I was raised in a Nigerian immigrant household where my parents bred us to believe that we could do anything. I think they had to believe the same thing in order to make it in America, and so naturally, they taught us the same thing. I remember bringing back a test with a “low grade” (by my parent’s standards at least), and my mom would say, “Do the other students in the class has 2 heads?” — meaning, What is it that holding you back from succeeding?
At the end of my years in college learning Arabic, I asked myself the same question. Did the millions of people who spoke Arabic and the many thousands (at least) who had learned Arabic as a second language, have 2 heads? No.
Then what was wrong with me?
In the end, I realize that I was asking the wrong question. If I followed all the “rules” of traditional language classes (going to class, completing homework, studying, and study abroad), and still made little progress after 3 years, then I was probably not the problem. The question I needed to ask was:
What’s wrong with my method?
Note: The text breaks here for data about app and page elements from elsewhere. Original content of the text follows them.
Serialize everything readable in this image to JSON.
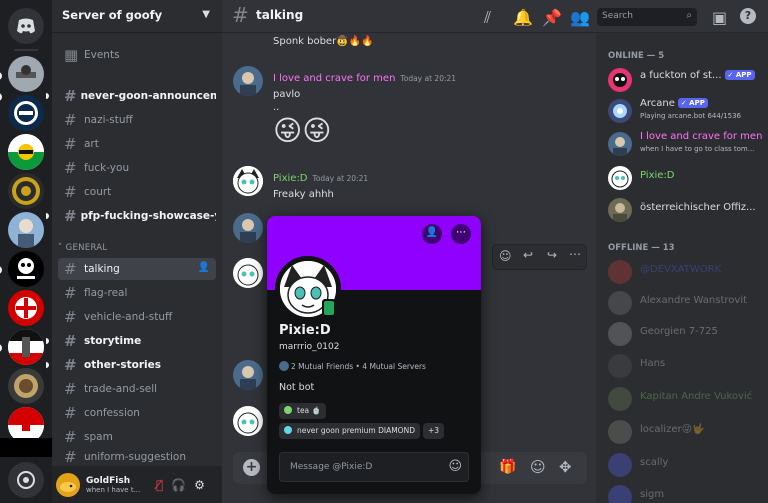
{
  "server": {
    "name": "Server of goofy"
  },
  "channels": [
    {
      "name": "Events",
      "type": "events"
    },
    {
      "name": "never-goon-announcem...",
      "unread": true
    },
    {
      "name": "nazi-stuff"
    },
    {
      "name": "art"
    },
    {
      "name": "fuck-you"
    },
    {
      "name": "court"
    },
    {
      "name": "pfp-fucking-showcase-y...",
      "unread": true
    }
  ],
  "category": "GENERAL",
  "general_channels": [
    {
      "name": "talking",
      "active": true
    },
    {
      "name": "flag-real"
    },
    {
      "name": "vehicle-and-stuff"
    },
    {
      "name": "storytime",
      "unread": true
    },
    {
      "name": "other-stories",
      "unread": true
    },
    {
      "name": "trade-and-sell"
    },
    {
      "name": "confession"
    },
    {
      "name": "spam"
    },
    {
      "name": "uniform-suggestion"
    }
  ],
  "current_channel": "talking",
  "search": {
    "placeholder": "Search"
  },
  "user": {
    "name": "GoldFish",
    "status": "when I have t..."
  },
  "messages": [
    {
      "text": "Sponk bober🤠🔥🔥"
    },
    {
      "author": "I love and crave for men",
      "time": "Today at 20:21",
      "lines": [
        "pavlo",
        ".."
      ],
      "emoji": "😜😜",
      "color": "#ff73fa"
    },
    {
      "author": "Pixie:D",
      "time": "Today at 20:21",
      "lines": [
        "Freaky ahhh"
      ],
      "color": "#7dd56f"
    }
  ],
  "composer": {
    "placeholder": "Message #talking"
  },
  "members": {
    "online_header": "ONLINE — 5",
    "offline_header": "OFFLINE — 13",
    "online": [
      {
        "name": "a fuckton of st...",
        "badge": "APP",
        "color": "#dbdee1"
      },
      {
        "name": "Arcane",
        "badge": "APP",
        "sub": "Playing arcane.bot 644/1536",
        "color": "#dbdee1"
      },
      {
        "name": "I love and crave for men",
        "sub": "when I have to go to class tom...",
        "color": "#ff73fa"
      },
      {
        "name": "Pixie:D",
        "color": "#7dd56f"
      },
      {
        "name": "österreichischer Offiz...",
        "color": "#dbdee1"
      }
    ],
    "offline": [
      {
        "name": "@DEVXATWORK",
        "color": "#5865f2"
      },
      {
        "name": "Alexandre Wanstrovit",
        "color": "#dbdee1"
      },
      {
        "name": "Georgien 7-725",
        "color": "#dbdee1"
      },
      {
        "name": "Hans",
        "color": "#dbdee1"
      },
      {
        "name": "Kapitan Andre Vuković",
        "color": "#7dd56f"
      },
      {
        "name": "localizer😜🤟",
        "color": "#dbdee1"
      },
      {
        "name": "scally",
        "color": "#dbdee1"
      },
      {
        "name": "sigm",
        "color": "#dbdee1"
      }
    ]
  },
  "popout": {
    "name": "Pixie:D",
    "username": "marrrio_0102",
    "mutual": "2 Mutual Friends • 4 Mutual Servers",
    "note": "Not bot",
    "roles": [
      {
        "label": "tea 🍵",
        "color": "#7dd56f"
      },
      {
        "label": "never goon premium DIAMOND",
        "color": "#66d4e8"
      }
    ],
    "more_roles": "+3",
    "message_placeholder": "Message @Pixie:D",
    "banner_color": "#8f00ff"
  }
}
Luckily, my last year in college an American friend of mine who spoke fluent Mandarin, told me about a better method. He said something about “creating an immersion environment” to “learn the way to children learn”. As he described the method more, I thought — This makes perfect sense. Why don’t we learn this method in school? I also thought to myself, Can I really do this?
In a way, I think that seeing the truth so up close and personal was scary. A deep part of me had given up on myself when it came to Arabic. I wanted to believe that I would one day speak Arabic fluently, and at the same time, I was more comfortable being disillusioned by my experiences over my 3 years in college. Yet, my friend was obviously a living and breathing example of the success of this language acquisition approach. If he could do it, couldn’t I? He didn’t have two heads. Maybe I had a shot.
I didn’t take that shot immediately. I waited a few years, and by few, I mean 6 years. Over the next 6 years, my life took an entirely different direction than I expected. I moved to Beijing and lived there for 4 years. I studied Mandarin and gained conversational fluency in Mandarin using a mix of traditional learning methods and the “immersion” my friend told me about. I moved back to America eventually, and started working there.
None of my work or life had to do with Arabic directly or indirectly, but somehow the desire to learn the language started gnawing at me. To be honest, since college, the desire had never stopped. Finally, in March 2020, I made a decision, it’s now or never. I told myself, “I’m going to finally follow the immersion method my friend was talking about. And if it doesn’t work this time, I’ll put this whole Arabic thing to rest.” Also, at this time, I decided to only focus on Levantine Arabic, instead Fusha, as I had before. Either way, after 6 years out of college, I didn’t remember any Arabic at all anyway. I was starting from scratch.
The funny thing is that the method worked. In one year — March 2020 – March 2021 — I went from zero to fluent in Levantine Arabic. Truth be told, there is no one more surprised than me. I’m not surprised that the method worked — immediately when I started the method, I could tell that I was going to reach fluency if I stuck with the program. I’m surprised that after 10 whole years of attempting to learn Arabic, that I had the courage not to give up. I was surprised that the old adage is actually true, “Just stay in the race”.
This site Marhabtain was birthed as a way to help more people — people like you — become fluent in Levantine Arabic too. You’ll find great articles on the method you need to use to achieve fluency, as well as wonderful products you can buy in order to supercharge your progress. This blog is for those who don’t have two heads, for those who are ready to stay in the race with Arabic, once and for all. This site is for folks who know they can do it — if only they had the right method.
So welcome! I’m so happy to have you here.
If you’re looking for a great overall guide to this method, start here and get your free copy of 10 Things You Need to Know If You Want to Learn Arabic Fluently.
If you’re looking for great products to learn Levantine Arabic, then shop here.
If you’re looking for blog articles on this method, then check out the blog here.
All the love to you on your journey,
P.S. Oh yeah, and why is the blog called Marhabtain? Well, that’s all because I love that in Levantine Arabic, one response to Marhaba (or hello), can be “Marhabtain” (or two hellos). How fun is that?! So I hope you feel extra welcome as you go through this blog.